htmlFor as it would appear in JS.
Would you believe that there is another way to do this?! This uses
setAttributeNS function behind the scenes. It is doing pretty
much the same thing as
attribute but you are able to have namespaced
attributes. As an example, the
elm/svg package defines an attribute
xlinkHref : String -> Attribute msg xlinkHref value = attributeNS "http://www.w3.org/1999/xlink" "xlink:href" value
Create custom event handlers.
You can define
onClick like this:
import Json.Decode as Decode onClick : msg -> Attribute msg onClick msg = on "click" (Normal (Decode.succeed msg))
Note: These event handlers trigger in the bubble phase. You can learn more about what that means here. There is not support within Gren for doing tricks with the capture phase. We recommend doing that in JS through ports.
on you can customize the event behavior
a bit. There are two ways to do this:
stopPropagationmeans the event stops traveling through the DOM. So if propagation of a click is stopped, it will not trigger any other event listeners.
preventDefaultmeans any built-in browser behavior related to the event is prevented. This can be handy with key presses or touch gestures.
Note 1: A passive event listener will be created if you use
MayStopPropagation. In both cases
preventDefault cannot be used, so
we can enable optimizations for touch, scroll, and wheel events in some
Note 2: Some actions, like uploading and downloading files, are only
is for security! So when an event occurs, we call
update and send any
messages immediately, all within the same tick of the event loop. This makes
it possible to handle user-instigated events in ports.
Note 3: Normally the
view is shown in the next
call. This allows us to save some work if messages are coming in very quickly.
stopPropagation is used, we update the DOM immediately, within the
same tick of the event loop. This is useful for DOM nodes that hold their own
<input type="text">. If someone types very fast, the state in the
DOM can diverge from the state in your
Model while waiting on the next

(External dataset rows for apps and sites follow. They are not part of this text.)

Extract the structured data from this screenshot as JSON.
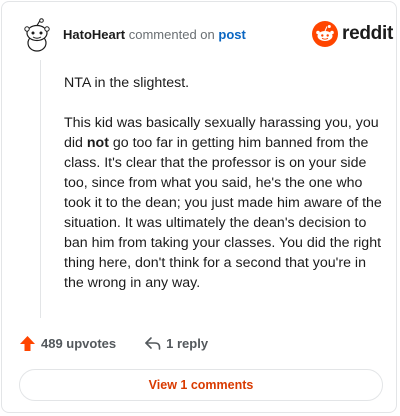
{
  "header": {
    "author": "HatoHeart",
    "verb": "commented on",
    "link": "post",
    "brand": "reddit"
  },
  "comment": {
    "line1": "NTA in the slightest.",
    "p2_before": "This kid was basically sexually harassing you, you did ",
    "p2_bold": "not",
    "p2_after": " go too far in getting him banned from the class. It's clear that the professor is on your side too, since from what you said, he's the one who took it to the dean; you just made him aware of the situation. It was ultimately the dean's decision to ban him from taking your classes. You did the right thing here, don't think for a second that you're in the wrong in any way."
  },
  "actions": {
    "upvotes": "489 upvotes",
    "reply": "1 reply"
  },
  "footer": {
    "view_comments": "View 1 comments"
  },
  "colors": {
    "accent": "#ff4500",
    "link": "#0a66c2",
    "view_text": "#d93a00"
  }
}
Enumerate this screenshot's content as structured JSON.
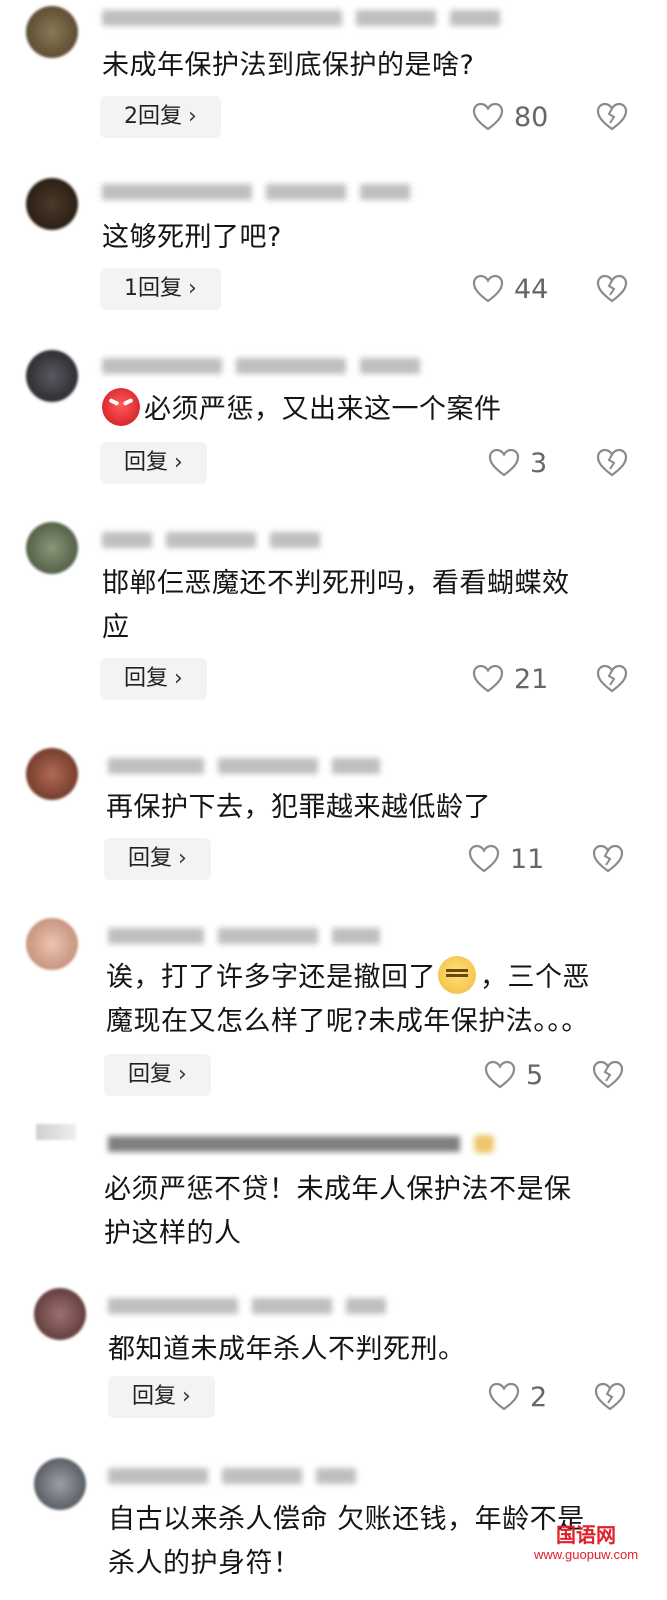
{
  "comments": [
    {
      "text": "未成年保护法到底保护的是啥?",
      "reply_label": "2回复",
      "likes": "80",
      "avatar_color": "#6b5b3e"
    },
    {
      "text": "这够死刑了吧?",
      "reply_label": "1回复",
      "likes": "44",
      "avatar_color": "#3a2a1c"
    },
    {
      "text": "必须严惩，又出来这一个案件",
      "emoji": "angry-face-emoji",
      "reply_label": "回复",
      "likes": "3",
      "avatar_color": "#2e2e33"
    },
    {
      "text_lines": [
        "邯郸仨恶魔还不判死刑吗，看看蝴蝶效",
        "应"
      ],
      "reply_label": "回复",
      "likes": "21",
      "avatar_color": "#5c6a55"
    },
    {
      "text": "再保护下去，犯罪越来越低龄了",
      "reply_label": "回复",
      "likes": "11",
      "avatar_color": "#8a4a3a"
    },
    {
      "text_a": "诶，打了许多字还是撤回了",
      "emoji": "tired-face-emoji",
      "text_b": "，三个恶",
      "text_line2": "魔现在又怎么样了呢?未成年保护法。。。",
      "reply_label": "回复",
      "likes": "5",
      "avatar_color": "#d9a894"
    },
    {
      "text_lines": [
        "必须严惩不贷！未成年人保护法不是保",
        "护这样的人"
      ],
      "avatar_color": "#f0f0f0"
    },
    {
      "text": "都知道未成年杀人不判死刑。",
      "reply_label": "回复",
      "likes": "2",
      "avatar_color": "#7a5a5a"
    },
    {
      "text_lines": [
        "自古以来杀人偿命 欠账还钱，年龄不是",
        "杀人的护身符！"
      ],
      "avatar_color": "#6e747a"
    }
  ],
  "watermark": {
    "logo": "国语网",
    "url": "www.guopuw.com"
  },
  "colors": {
    "like_icon": "#8a8a8a",
    "reply_bg": "#f2f3f5"
  }
}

requestAnimationFrame call. So updating the DOM synchronously makes this
This function is useful when nesting components with the Gren Architecture. It lets you transform the messages produced by a subtree.
Say you have a node named
button that produces
() values when it is
clicked. To get your model updating properly, you will probably want to tag
() value like this:
type Msg = Click | ... update msg model = case msg of Click -> ... view model = map (\_ -> Click) button
So now all the events produced by
button will be transformed to be of type
Msg so they can be handled by your update function!
Transform the messages produced by a
Works just like
node, but you add a unique identifier to each child
node. You want this when you have a list of nodes that is changing: adding
nodes, removing nodes, etc. In these cases, the unique identifiers help make
the DOM modifications more efficient.
Create a keyed and namespaced DOM node. For example, an SVG
could be defined like this:
g : Array (Attribute msg) -> Array ( String, Node msg ) -> Node msg g = keyedNodeNS "http://www.w3.org/2000/svg" "g"
A performance optimization that delays the building of virtual DOM nodes.
(view model) will definitely build some virtual DOM, perhaps a lot of
(lazy view model) delays the call until later. During diffing, we
can check to see if
model is referentially equal to the previous value used,
and if so, we just stop. No need to build up the tree structure and diff it,
we know if the input to
view is the same, the output must be the same!
lazy but checks on two arguments.
lazy but checks on three arguments.
lazy but checks on four arguments.
lazy but checks on five arguments.
lazy but checks on six arguments.
lazy but checks on seven arguments.
lazy but checks on eight arguments.